Why Cops off Campus?
Since they have existed, Universities in the United States have played a role in policing and destroying the communities around them. Campus-based police departments such as UCPD are a more recent development, and one that overlaps with institutional efforts to suppress students, workers, and activists of color in general, and Black students, workers, and activists in particular. In recent years, those police departments have become increasingly militarized; while enrollment and tuition costs have increased exponentially, police presence and budgets have too.
“In Fall 2019, the University of California enrolled 1.4 percent of the total students enrolled in post-secondary education in the United States. In that same year, the UC's permanent budget earmarked over $138 million for policing... But the harm, and the cost, of investing in policing, as we have suggested above, is not simply measurable in a dollar amount. It is an investment in safety of the cheapest kind. A safety that, backed by the ever present threat of lethal force, habituates us to the fact of steadily increasing inequality that has only ever been possible through the devaluation of Black life in general.” Read more: A Statement of Black Solidarity: Cops Off of Every Campus
What do safety and security mean to you?
For many people, police are the furthest thing from safety. On our campus, Black, Indigenous, Latinx, and other student populations are often stopped, questioned, and harassed by UCPD officers. There is a fundamental problem with campus police if some community members feel protected by them while others are threatened. We want to implement a new system that makes everyone feel safer, protected, and respected.
In their June 2020 statement responding to UCSD's failure to address its complicity in white supremacy and the prevalent culture of anti-Blackness at our school, the Black Student Union demanded that UCSD “cut ties with and divest from University of California Police Department (UCPD) and local municipal police forces.” Their statement provides a set of clear, practical steps towards intentional divestment of policing to be carried out across the institution. They call, for instance, for a reallocation of funding from policing to programs that support community wellness and protection for students and workers. In place of policing, they demand a community-controlled system of safety. We are here to amplify these demands. Listen to our Black peers, colleagues, and students when they say that we need a community-controlled system of safety, not policing! Read more: Black Student Union statement, June 2020
Let's reimagine our campus as a place where care is prioritized. What does care mean for you?
Cops Off Campus Coalition at UC San Diego
We are a group of community members, students, faculty, and other workers at UCSD joining together in support of a movement initiated by BIPOC community members and colleagues across the University of California and California State University systems, calling for an end to policing in our schools by Fall 2021.
Cops Off Campus Coalition Across UC and CSU Campuses
The Cops Off Campus Coalition emerged amidst a global pandemic, relentless state and vigilante violence against Black, Brown and Indigenous People, and worldwide calls for abolition. The movement to get cops off campus is led by BIPOC community members, students, faculty and graduate and other workers across UC and CSU campuses. Our coalition's goal is the abolition of policing: this starts with a call to imagine all of our campuses without police by Fall 2021. Read more: @ucftp

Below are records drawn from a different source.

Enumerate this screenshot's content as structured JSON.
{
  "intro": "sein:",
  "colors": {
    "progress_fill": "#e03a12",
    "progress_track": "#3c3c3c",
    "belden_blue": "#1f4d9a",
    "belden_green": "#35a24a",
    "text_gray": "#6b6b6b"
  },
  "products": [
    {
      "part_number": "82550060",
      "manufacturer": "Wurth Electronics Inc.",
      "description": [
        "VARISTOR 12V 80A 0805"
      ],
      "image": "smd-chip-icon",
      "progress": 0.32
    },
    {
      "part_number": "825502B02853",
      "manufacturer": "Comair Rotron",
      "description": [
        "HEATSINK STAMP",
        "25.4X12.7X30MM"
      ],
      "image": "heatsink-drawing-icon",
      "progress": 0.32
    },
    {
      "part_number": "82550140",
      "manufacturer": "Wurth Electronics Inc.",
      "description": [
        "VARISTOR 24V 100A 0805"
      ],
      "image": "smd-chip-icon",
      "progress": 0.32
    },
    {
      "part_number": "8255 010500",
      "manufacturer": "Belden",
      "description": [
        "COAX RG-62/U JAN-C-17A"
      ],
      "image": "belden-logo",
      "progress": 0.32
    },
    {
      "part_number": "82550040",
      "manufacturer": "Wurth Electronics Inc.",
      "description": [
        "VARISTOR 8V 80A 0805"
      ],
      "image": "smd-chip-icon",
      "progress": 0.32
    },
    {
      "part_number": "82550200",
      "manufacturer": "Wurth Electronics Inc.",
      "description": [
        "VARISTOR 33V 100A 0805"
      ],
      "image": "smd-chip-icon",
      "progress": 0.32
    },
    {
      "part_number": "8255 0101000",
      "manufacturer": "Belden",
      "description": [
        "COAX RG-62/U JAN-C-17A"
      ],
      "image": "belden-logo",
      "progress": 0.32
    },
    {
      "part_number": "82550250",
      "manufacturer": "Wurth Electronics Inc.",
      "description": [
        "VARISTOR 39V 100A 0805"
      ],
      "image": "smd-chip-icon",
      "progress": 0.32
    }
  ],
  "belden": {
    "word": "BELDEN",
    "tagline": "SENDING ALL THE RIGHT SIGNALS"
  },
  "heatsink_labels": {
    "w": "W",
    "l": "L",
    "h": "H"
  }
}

What is Abolition?
The call for Cops off University of California Campuses is part of a bigger movement for PIC (prison industrial complex) abolition. Abolition is a set of diverse, revolutionary left political practices that enact the democratic world we want, now.
“PIC abolition is a political vision with the goal of eliminating imprisonment, policing, and surveillance and creating lasting alternatives to punishment and imprisonment.
From where we are now, sometimes we can’t really imagine what abolition is going to look like. Abolition isn’t just about getting rid of buildings full of cages. It’s also about undoing the society we live in because the PIC both feeds on and maintains oppression and inequalities through punishment, violence, and controls millions of people. Because the PIC is not an isolated system, abolition is a broad strategy. An abolitionist vision means that we must build models today that can represent how we want to live in the future. It means developing strategies for taking small steps that move us toward making our dreams real and that lead us all to believe that things really could be different. It means living this vision in our daily lives.
Abolition is both a practical organizing tool and a long-term goal.” — Critical Resistance
Mutual aid, housing and healthcare for all, access for all, transformative justice, community defense, education for liberation — all of this work gets us closer to more livable lives.
Isn't getting cops off campus unrealistic?
Asking questions like this is an important part of learning. We are so well trained by society to accept the systems and structures we’ve known within our lifetimes as if they were inevitable — even when those same systems and structures (like policing) cause us harm. Abolitionist practice teaches us that they’re not inevitable!
“Human history shows us that systems of state control are constantly collapsing and being invented and reinvented. It is actually unrealistic to believe that the current wildly harmful, resource-intensive aberrant, unpopular system of caging large numbers of humans will continue. Bottom Line: If it can be built, it can be dismantled.” — Dean Spade (with feedback from Mariame Kaba), read more here.